With a war on Syria becoming more of a reality, the price of crude oil continues to increase. Our ever-increasing reliance on foreign oil has left us in a financial tough spot whenever turmoil in the Middle East flares up. With the situation in Syria continuing to worsen, there appears to be no end in sight.
Regarding the Keystone pipeline. Does anyone remember the Trans Alaskan pipeline that was supposed to solve our energy problems? Where did the oil go?
The Maricopa County Board of Supervisors has selected Mesa resident and former state Rep. Dave Farnsworth to serve the remainder of outgoing state Sen. Rich Crandall’s term.

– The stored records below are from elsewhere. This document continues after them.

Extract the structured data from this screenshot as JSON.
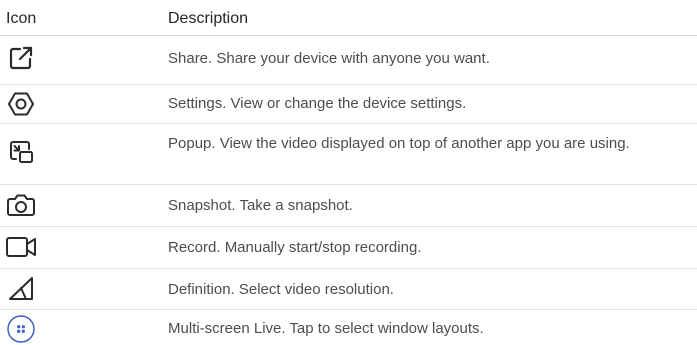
{
  "table": {
    "headers": {
      "icon": "Icon",
      "description": "Description"
    },
    "rows": [
      {
        "icon": "share-icon",
        "description": "Share. Share your device with anyone you want."
      },
      {
        "icon": "settings-icon",
        "description": "Settings. View or change the device settings."
      },
      {
        "icon": "popup-icon",
        "description": "Popup. View the video displayed on top of another app you are using."
      },
      {
        "icon": "snapshot-icon",
        "description": "Snapshot. Take a snapshot."
      },
      {
        "icon": "record-icon",
        "description": "Record. Manually start/stop recording."
      },
      {
        "icon": "definition-icon",
        "description": "Definition. Select video resolution."
      },
      {
        "icon": "multi-screen-live-icon",
        "description": "Multi-screen Live. Tap to select window layouts."
      }
    ]
  },
  "colors": {
    "icon_stroke": "#2b2b2b",
    "multi_screen_accent": "#3d5fc4",
    "text": "#4d4d4d",
    "divider": "#e3e3e3"
  }
}
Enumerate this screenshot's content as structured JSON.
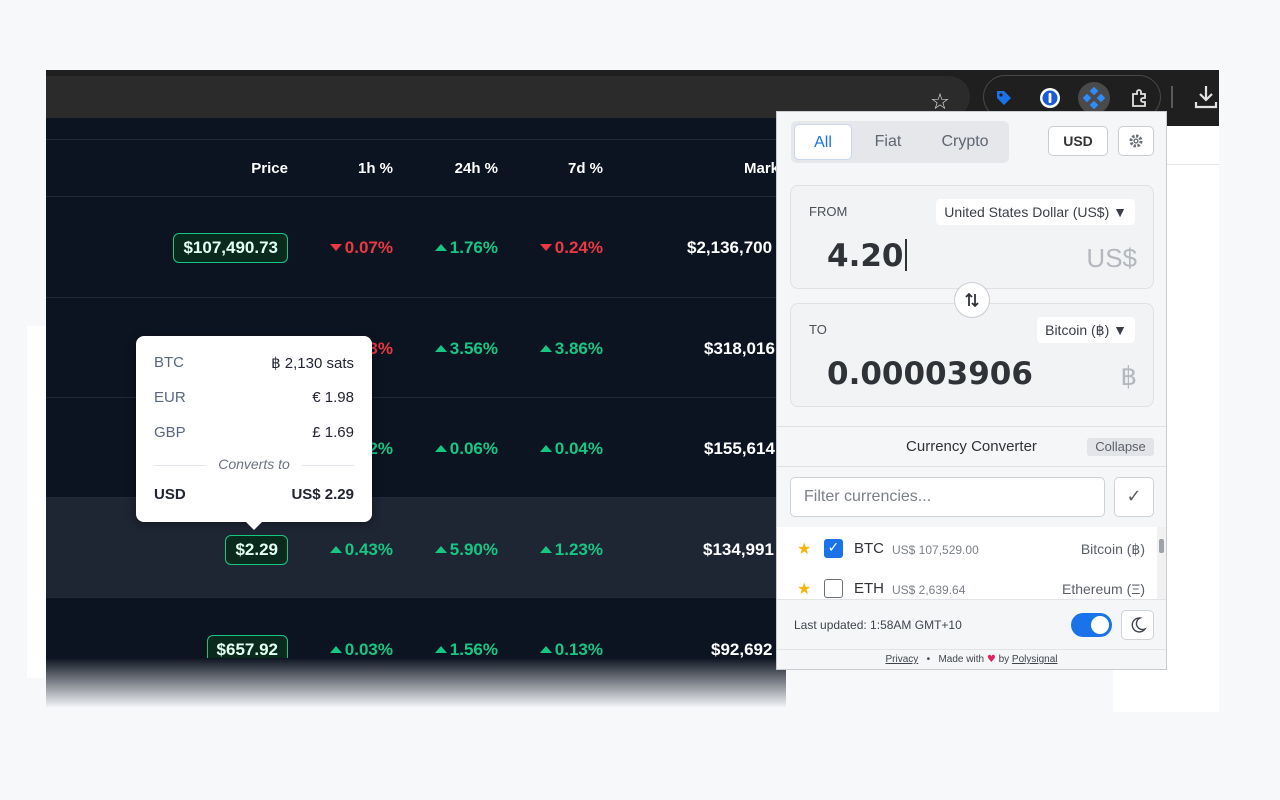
{
  "table": {
    "headers": {
      "price": "Price",
      "h1": "1h %",
      "h24": "24h %",
      "d7": "7d %",
      "mcap": "Mark"
    },
    "rows": [
      {
        "price": "$107,490.73",
        "h1": "0.07%",
        "h24": "1.76%",
        "d7": "0.24%",
        "mcap": "$2,136,700"
      },
      {
        "price": "",
        "h1": "3%",
        "h24": "3.56%",
        "d7": "3.86%",
        "mcap": "$318,016"
      },
      {
        "price": "",
        "h1": "2%",
        "h24": "0.06%",
        "d7": "0.04%",
        "mcap": "$155,614"
      },
      {
        "price": "$2.29",
        "h1": "0.43%",
        "h24": "5.90%",
        "d7": "1.23%",
        "mcap": "$134,991"
      },
      {
        "price": "$657.92",
        "h1": "0.03%",
        "h24": "1.56%",
        "d7": "0.13%",
        "mcap": "$92,692"
      }
    ]
  },
  "tooltip": {
    "rows": [
      {
        "code": "BTC",
        "value": "฿ 2,130 sats"
      },
      {
        "code": "EUR",
        "value": "€ 1.98"
      },
      {
        "code": "GBP",
        "value": "£ 1.69"
      }
    ],
    "divider": "Converts to",
    "target": {
      "code": "USD",
      "value": "US$ 2.29"
    }
  },
  "toolbar": {
    "star_icon": "star-icon",
    "extensions": [
      "tag-extension-icon",
      "password-manager-icon",
      "currency-converter-icon",
      "puzzle-icon"
    ],
    "download_icon": "download-icon"
  },
  "popup": {
    "tabs": [
      "All",
      "Fiat",
      "Crypto"
    ],
    "selected_tab": "All",
    "base_currency": "USD",
    "from": {
      "label": "FROM",
      "currency": "United States Dollar (US$) ▼",
      "value": "4.20",
      "unit": "US$"
    },
    "to": {
      "label": "TO",
      "currency": "Bitcoin (฿) ▼",
      "value": "0.00003906",
      "unit": "฿"
    },
    "converter_title": "Currency Converter",
    "collapse_label": "Collapse",
    "filter_placeholder": "Filter currencies...",
    "currencies": [
      {
        "code": "BTC",
        "price": "US$ 107,529.00",
        "name": "Bitcoin (฿)",
        "checked": true
      },
      {
        "code": "ETH",
        "price": "US$ 2,639.64",
        "name": "Ethereum (Ξ)",
        "checked": false
      }
    ],
    "last_updated": "Last updated: 1:58AM GMT+10",
    "dark_mode_enabled": true,
    "credits": {
      "privacy": "Privacy",
      "dot": "•",
      "made_with": "Made with",
      "by": "by",
      "author": "Polysignal"
    }
  },
  "colors": {
    "up": "#16c784",
    "down": "#ea3943",
    "accent": "#1a73e8"
  }
}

The letter from the reader (Elizabeth Cress-Sweet; Sept. 4, 2013) who urges that the final section of the Keystone Pipeline be built cracked me up. According to the writer, finishing the Keystone Pipeline will allow Canadian oil to flow into the United States and “get us out from under the whims of foreign oil producers.” Ignoring the fact that Canada is a foreign country, she apparently does not know that Canada already is the main provider of oil to the United States.

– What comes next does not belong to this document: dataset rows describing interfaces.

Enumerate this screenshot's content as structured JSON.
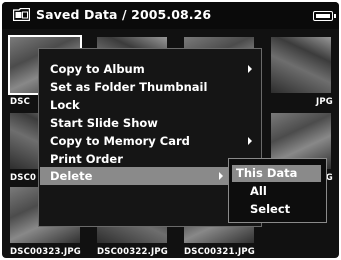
{
  "header": {
    "title": "Saved Data / 2005.08.26",
    "folder_icon": "folder-icon",
    "battery_icon": "battery-full-icon"
  },
  "thumbnails": {
    "names": [
      "DSC",
      "JPG",
      "DSC0",
      "JPG",
      "DSC00323.JPG",
      "DSC00322.JPG",
      "DSC00321.JPG"
    ]
  },
  "menu": {
    "items": [
      {
        "label": "Copy to Album",
        "submenu": true
      },
      {
        "label": "Set as Folder Thumbnail",
        "submenu": false
      },
      {
        "label": "Lock",
        "submenu": false
      },
      {
        "label": "Start Slide Show",
        "submenu": false
      },
      {
        "label": "Copy to Memory Card",
        "submenu": true
      },
      {
        "label": "Print Order",
        "submenu": false
      },
      {
        "label": "Delete",
        "submenu": true
      }
    ],
    "selected": "Delete"
  },
  "submenu": {
    "items": [
      "This Data",
      "All",
      "Select"
    ],
    "selected": "This Data"
  },
  "colors": {
    "background": "#111111",
    "highlight": "#8a8a8a",
    "text": "#ffffff"
  }
}
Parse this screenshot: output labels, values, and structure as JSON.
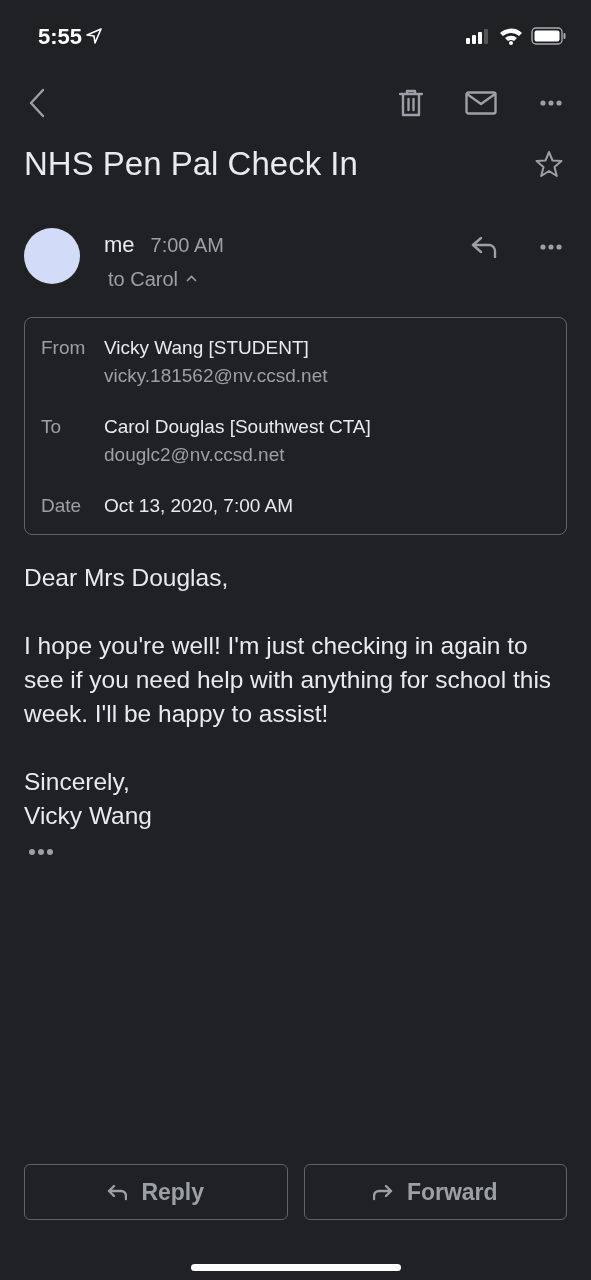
{
  "status_bar": {
    "time": "5:55"
  },
  "subject": "NHS Pen Pal Check In",
  "starred": false,
  "message": {
    "sender": "me",
    "time": "7:00 AM",
    "recipient_summary": "to Carol",
    "details_expanded": true,
    "details": [
      {
        "label": "From",
        "value": "Vicky Wang [STUDENT]",
        "email": "vicky.181562@nv.ccsd.net"
      },
      {
        "label": "To",
        "value": "Carol Douglas [Southwest CTA]",
        "email": "douglc2@nv.ccsd.net"
      },
      {
        "label": "Date",
        "value": "Oct 13, 2020, 7:00 AM"
      }
    ],
    "body": [
      "Dear Mrs Douglas,",
      "I hope you're well! I'm just checking in again to see if you need help with anything for school this week. I'll be happy to assist!",
      "Sincerely,\nVicky Wang"
    ]
  },
  "actions": [
    {
      "kind": "reply",
      "label": "Reply"
    },
    {
      "kind": "forward",
      "label": "Forward"
    }
  ]
}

With all the continuing trouble in the Middle East (i.e. Syria, higher oil prices, various government fighting) we need to be less obligated in Middle East oil and more focused on the Keystone Pipeline.
The decision that voters in Phoenix City Council District 6 make on Tuesday, Aug. 27 will determine whether we remain a great city for the benefit of future generations or embark on the path of decline already laid out by cities like Detroit.
I went out to greet Obama at his speech at Desert Vista High School on Tuesday with one simple message: reject the Keystone XL Pipeline. His speech was about housing, but this affects my home, and yours. The 181 million metric tons of carbon dioxide emitted each year as a result of the pipeline will exacerbate the drought, record heat, and wildfires that already plague our state.
Should the Arizona Corporation Commission require the customers of APS to provide yet another subsidy to solar energy production? That’s the question at the heart of the argument between the utility and it’s net-metering customers.
President Barack Obama's visit to Phoenix on Tuesday shines a spotlight on one of the nation's most rapid housing recoveries, with home prices soaring and bidding wars occurring on a regular basis.
PHOENIX — Despite limited success last time, Gov. Jan Brewer is again building up a war chest to try to influence federal elections in Arizona — and elsewhere.
CGI Group Inc., a provider of information technology and business process services, announced this week the opening of its newest Global Infrastructure Services support facility at Tempe Crossroads.